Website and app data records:
Start of Block

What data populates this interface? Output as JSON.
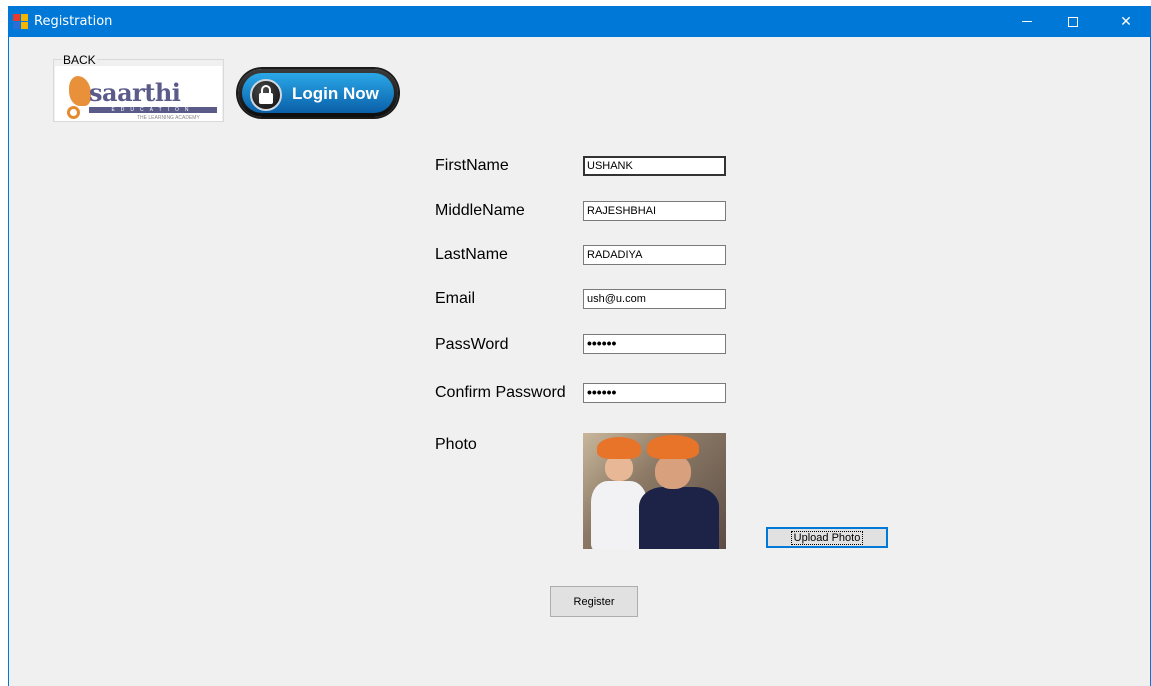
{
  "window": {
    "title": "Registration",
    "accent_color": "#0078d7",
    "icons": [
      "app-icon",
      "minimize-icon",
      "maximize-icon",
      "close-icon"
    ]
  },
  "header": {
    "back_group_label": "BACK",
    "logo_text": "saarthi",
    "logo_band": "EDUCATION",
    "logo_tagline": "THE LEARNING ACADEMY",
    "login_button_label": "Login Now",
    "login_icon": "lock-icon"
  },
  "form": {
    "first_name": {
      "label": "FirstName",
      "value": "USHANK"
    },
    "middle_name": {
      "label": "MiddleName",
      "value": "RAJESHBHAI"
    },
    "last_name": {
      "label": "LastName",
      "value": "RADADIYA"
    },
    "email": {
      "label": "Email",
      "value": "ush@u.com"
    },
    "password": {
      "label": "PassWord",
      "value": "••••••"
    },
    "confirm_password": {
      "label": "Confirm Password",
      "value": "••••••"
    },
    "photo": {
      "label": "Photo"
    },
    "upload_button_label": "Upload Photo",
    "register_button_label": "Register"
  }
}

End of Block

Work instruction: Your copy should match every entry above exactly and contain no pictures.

Task response:
What data populates this interface? Output as JSON.
{
  "window": {
    "title": "Registration",
    "accent_color": "#0078d7",
    "icons": [
      "app-icon",
      "minimize-icon",
      "maximize-icon",
      "close-icon"
    ]
  },
  "header": {
    "back_group_label": "BACK",
    "logo_text": "saarthi",
    "logo_band": "EDUCATION",
    "logo_tagline": "THE LEARNING ACADEMY",
    "login_button_label": "Login Now",
    "login_icon": "lock-icon"
  },
  "form": {
    "first_name": {
      "label": "FirstName",
      "value": "USHANK"
    },
    "middle_name": {
      "label": "MiddleName",
      "value": "RAJESHBHAI"
    },
    "last_name": {
      "label": "LastName",
      "value": "RADADIYA"
    },
    "email": {
      "label": "Email",
      "value": "ush@u.com"
    },
    "password": {
      "label": "PassWord",
      "value": "••••••"
    },
    "confirm_password": {
      "label": "Confirm Password",
      "value": "••••••"
    },
    "photo": {
      "label": "Photo"
    },
    "upload_button_label": "Upload Photo",
    "register_button_label": "Register"
  }
}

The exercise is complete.